**INSTRUCTIONS FOR THE TASK**:
Every line below should be repeated exactly.

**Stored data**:
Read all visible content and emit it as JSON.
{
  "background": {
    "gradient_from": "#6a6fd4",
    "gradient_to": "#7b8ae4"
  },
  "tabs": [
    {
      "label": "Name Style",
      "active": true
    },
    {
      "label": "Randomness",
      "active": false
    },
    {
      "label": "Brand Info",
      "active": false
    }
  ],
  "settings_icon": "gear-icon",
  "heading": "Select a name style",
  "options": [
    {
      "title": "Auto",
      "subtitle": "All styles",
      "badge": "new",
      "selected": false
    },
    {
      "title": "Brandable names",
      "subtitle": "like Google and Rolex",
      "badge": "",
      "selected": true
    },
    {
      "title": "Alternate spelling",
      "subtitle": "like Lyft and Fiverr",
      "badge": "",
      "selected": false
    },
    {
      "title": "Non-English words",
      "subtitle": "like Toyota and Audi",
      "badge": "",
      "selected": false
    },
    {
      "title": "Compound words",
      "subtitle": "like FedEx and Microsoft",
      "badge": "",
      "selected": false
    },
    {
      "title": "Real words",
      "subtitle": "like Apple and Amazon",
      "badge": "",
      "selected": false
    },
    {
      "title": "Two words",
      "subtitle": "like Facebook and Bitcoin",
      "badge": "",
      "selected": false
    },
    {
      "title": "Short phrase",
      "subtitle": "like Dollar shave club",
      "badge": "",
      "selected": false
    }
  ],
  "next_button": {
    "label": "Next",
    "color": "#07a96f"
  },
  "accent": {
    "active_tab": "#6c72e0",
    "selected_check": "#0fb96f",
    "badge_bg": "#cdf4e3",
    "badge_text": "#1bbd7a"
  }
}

**EXERCISE RESULT**:
Read all visible content and emit it as JSON.
{
  "background": {
    "gradient_from": "#6a6fd4",
    "gradient_to": "#7b8ae4"
  },
  "tabs": [
    {
      "label": "Name Style",
      "active": true
    },
    {
      "label": "Randomness",
      "active": false
    },
    {
      "label": "Brand Info",
      "active": false
    }
  ],
  "settings_icon": "gear-icon",
  "heading": "Select a name style",
  "options": [
    {
      "title": "Auto",
      "subtitle": "All styles",
      "badge": "new",
      "selected": false
    },
    {
      "title": "Brandable names",
      "subtitle": "like Google and Rolex",
      "badge": "",
      "selected": true
    },
    {
      "title": "Alternate spelling",
      "subtitle": "like Lyft and Fiverr",
      "badge": "",
      "selected": false
    },
    {
      "title": "Non-English words",
      "subtitle": "like Toyota and Audi",
      "badge": "",
      "selected": false
    },
    {
      "title": "Compound words",
      "subtitle": "like FedEx and Microsoft",
      "badge": "",
      "selected": false
    },
    {
      "title": "Real words",
      "subtitle": "like Apple and Amazon",
      "badge": "",
      "selected": false
    },
    {
      "title": "Two words",
      "subtitle": "like Facebook and Bitcoin",
      "badge": "",
      "selected": false
    },
    {
      "title": "Short phrase",
      "subtitle": "like Dollar shave club",
      "badge": "",
      "selected": false
    }
  ],
  "next_button": {
    "label": "Next",
    "color": "#07a96f"
  },
  "accent": {
    "active_tab": "#6c72e0",
    "selected_check": "#0fb96f",
    "badge_bg": "#cdf4e3",
    "badge_text": "#1bbd7a"
  }
}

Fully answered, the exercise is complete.